═════ SUPPLIED MATERIAL

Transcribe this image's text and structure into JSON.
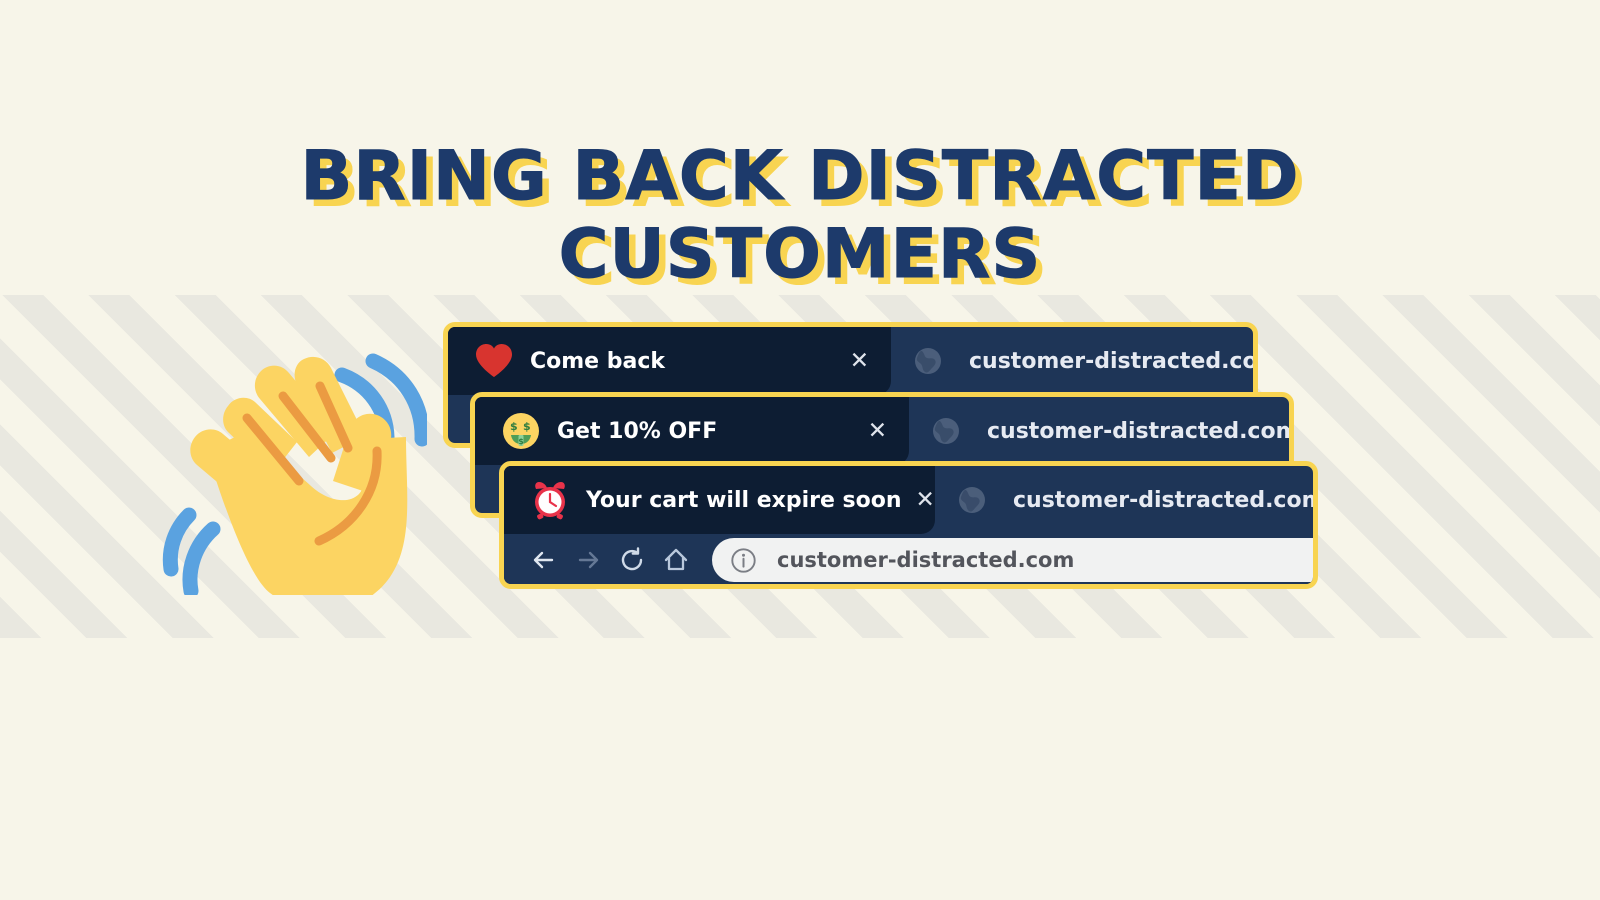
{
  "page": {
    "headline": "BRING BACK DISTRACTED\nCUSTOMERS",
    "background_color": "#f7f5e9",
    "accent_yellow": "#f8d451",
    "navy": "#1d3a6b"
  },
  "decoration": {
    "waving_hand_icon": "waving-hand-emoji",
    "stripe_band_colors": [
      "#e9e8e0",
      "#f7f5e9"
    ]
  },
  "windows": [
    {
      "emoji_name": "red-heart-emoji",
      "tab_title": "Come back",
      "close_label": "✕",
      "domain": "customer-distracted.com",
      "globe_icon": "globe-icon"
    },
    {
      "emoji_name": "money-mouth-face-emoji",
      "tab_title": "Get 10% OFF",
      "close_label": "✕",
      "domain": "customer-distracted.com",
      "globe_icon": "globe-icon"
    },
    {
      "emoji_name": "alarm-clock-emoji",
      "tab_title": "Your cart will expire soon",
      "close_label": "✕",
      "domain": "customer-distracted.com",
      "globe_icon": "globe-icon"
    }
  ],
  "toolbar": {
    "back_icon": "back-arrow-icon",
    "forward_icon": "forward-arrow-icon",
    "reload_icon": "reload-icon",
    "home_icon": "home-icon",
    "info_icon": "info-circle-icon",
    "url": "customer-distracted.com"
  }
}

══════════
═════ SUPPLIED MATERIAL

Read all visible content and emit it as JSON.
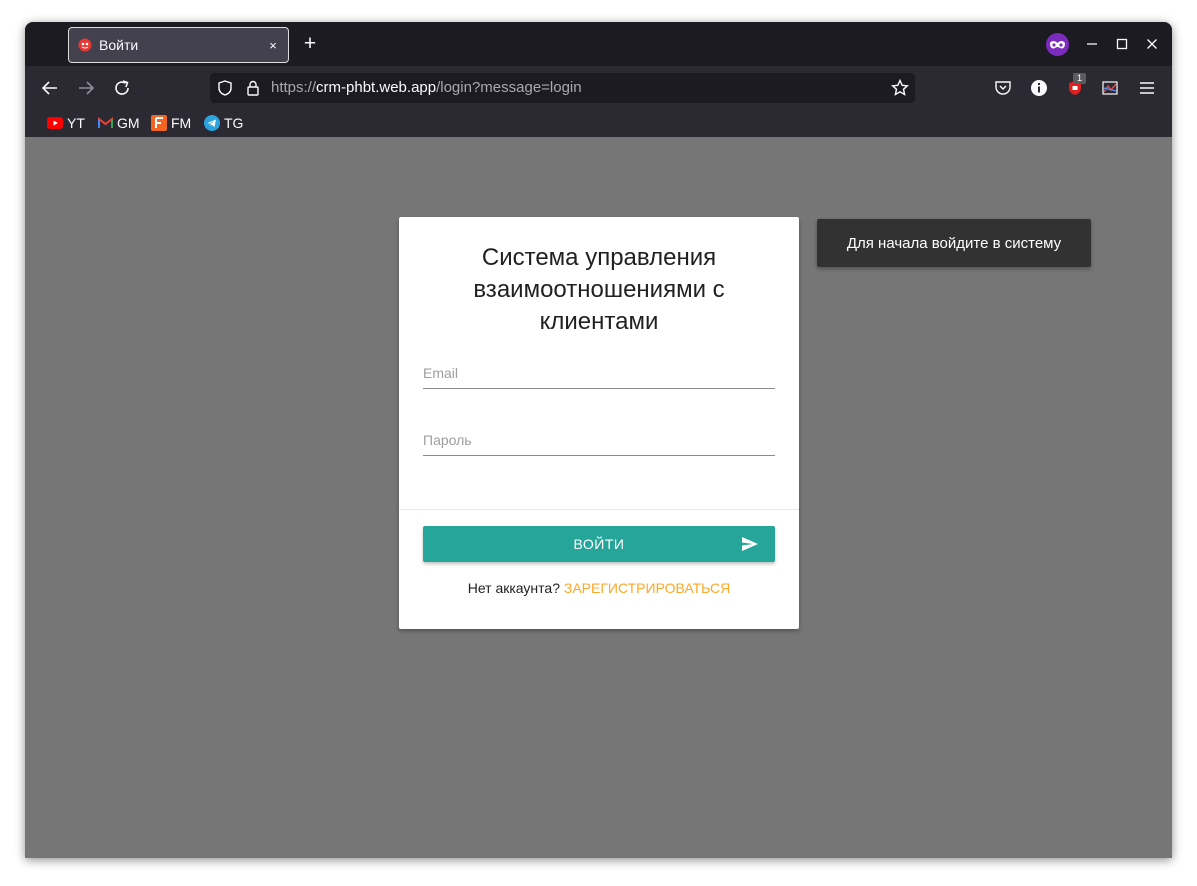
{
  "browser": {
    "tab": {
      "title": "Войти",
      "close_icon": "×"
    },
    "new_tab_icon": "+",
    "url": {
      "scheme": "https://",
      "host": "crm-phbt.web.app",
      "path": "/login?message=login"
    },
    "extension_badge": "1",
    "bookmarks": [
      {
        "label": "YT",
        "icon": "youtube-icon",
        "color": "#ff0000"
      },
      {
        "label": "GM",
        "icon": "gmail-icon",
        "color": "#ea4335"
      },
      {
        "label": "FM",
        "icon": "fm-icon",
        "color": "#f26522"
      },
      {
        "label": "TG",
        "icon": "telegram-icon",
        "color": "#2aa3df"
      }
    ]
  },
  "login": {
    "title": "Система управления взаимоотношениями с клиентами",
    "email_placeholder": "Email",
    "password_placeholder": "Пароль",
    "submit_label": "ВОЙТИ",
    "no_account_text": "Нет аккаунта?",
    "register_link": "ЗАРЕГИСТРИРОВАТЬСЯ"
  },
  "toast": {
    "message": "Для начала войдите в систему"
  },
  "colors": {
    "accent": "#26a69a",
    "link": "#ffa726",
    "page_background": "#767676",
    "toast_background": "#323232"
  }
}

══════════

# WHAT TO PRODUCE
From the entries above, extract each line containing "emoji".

# WRITTEN RESPONSE
    "waving_hand_icon": "waving-hand-emoji",
      "emoji_name": "red-heart-emoji",
      "emoji_name": "money-mouth-face-emoji",
      "emoji_name": "alarm-clock-emoji",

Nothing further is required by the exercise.